Trash your cash register: 3 mobile payment options for your small business
Have you noticed the Apple Store doesn’t have a single cash register on the premises? And that all payment transactions are conducted by employees using mobile devices?
If you run a business that sells things, you might consider going in the same direction. More small businesses than ever before are turning to mobile payment platforms, and with smartphone use at an all-time high, new technology is making it much easier for small business owners to process credit card payments via smartphones and tablets.
For small businesses and organizations — particularly those that sell products at fairs and events, in restaurants, at concession stands, and door-to-door — these payment solutions offer reliable options for accepting payments other than checks and cash.
When it comes to accepting payments via mobile devices, the following platforms are particularly geared toward small local businesses. There are more, so be sure to read the reviews to help you make informed decisions about which platform makes sense for your needs. You should also ask other business owners for comments on their experience with these devices. And, of course, you should talk to your tax advisers and to your accountant so you have a clear view of how a mobile payment platform will fit into your cash-flow management processes.

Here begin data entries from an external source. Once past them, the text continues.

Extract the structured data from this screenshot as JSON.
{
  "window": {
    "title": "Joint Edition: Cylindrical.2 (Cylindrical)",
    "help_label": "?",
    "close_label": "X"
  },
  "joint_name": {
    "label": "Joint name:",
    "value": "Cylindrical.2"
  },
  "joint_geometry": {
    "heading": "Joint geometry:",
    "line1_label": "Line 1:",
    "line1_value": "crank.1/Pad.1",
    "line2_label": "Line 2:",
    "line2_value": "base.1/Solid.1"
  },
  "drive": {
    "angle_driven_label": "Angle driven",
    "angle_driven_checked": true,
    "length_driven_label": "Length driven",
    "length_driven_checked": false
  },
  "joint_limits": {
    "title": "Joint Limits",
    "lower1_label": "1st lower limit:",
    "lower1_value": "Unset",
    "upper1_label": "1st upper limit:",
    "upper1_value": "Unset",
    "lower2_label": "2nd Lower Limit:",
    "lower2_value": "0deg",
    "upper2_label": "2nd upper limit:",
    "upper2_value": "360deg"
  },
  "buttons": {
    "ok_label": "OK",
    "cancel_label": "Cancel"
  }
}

Square: The market pioneer and industry leader is used in more than 20,000 retail locations nationwide and processes more than $5 billion in transactions per year. It’s a simple concept. Using a free app and card reader that plugs into an iPhone, iPad, or Android device, businesses and their employees can collect payments by swiping cards through the device. Once payment is accepted, the customer signs the touchscreen with either his or her finger or a stylus. A receipt is sent to the customer via text or email. The cost? Square charges merchants a percentage fee per swipe for most major credit cards, and funds are deposited the next day.
Intuit GoPayment: This is similar in concept to Square. Merchants get a free app and card reader that can be plugged into a smartphone or tablet device. It also synchronizes with QuickBooks, making it easy to manage your sales records. You can also buy add-ons that allow you to print receipts. Intuit has two pricing options: percentage per swipe or a monthly fee with a lower percentage per swipe.
PayPal Here: This option includes a free credit card reader and app, as well as a range of add-ons. For example, merchants can use their device’s camera to scan checks and cards (useful if you don’t have your card reader on you), as well as access their own PayPal account to make purchases. PayPal Here also charges per swipe and purports to be more secure, thanks to card-reader technology that encrypts cardholder information before it is transmitted to the device.
Patrick Hoffert is a partner with RPB CPAs.
Click here to sign up for the free IB ezine — your twice-weekly resource for local business news, analysis, voices, and the names you need to know. If you are not already a subscriber to In Business magazine, be sure to sign up for our monthly print edition here.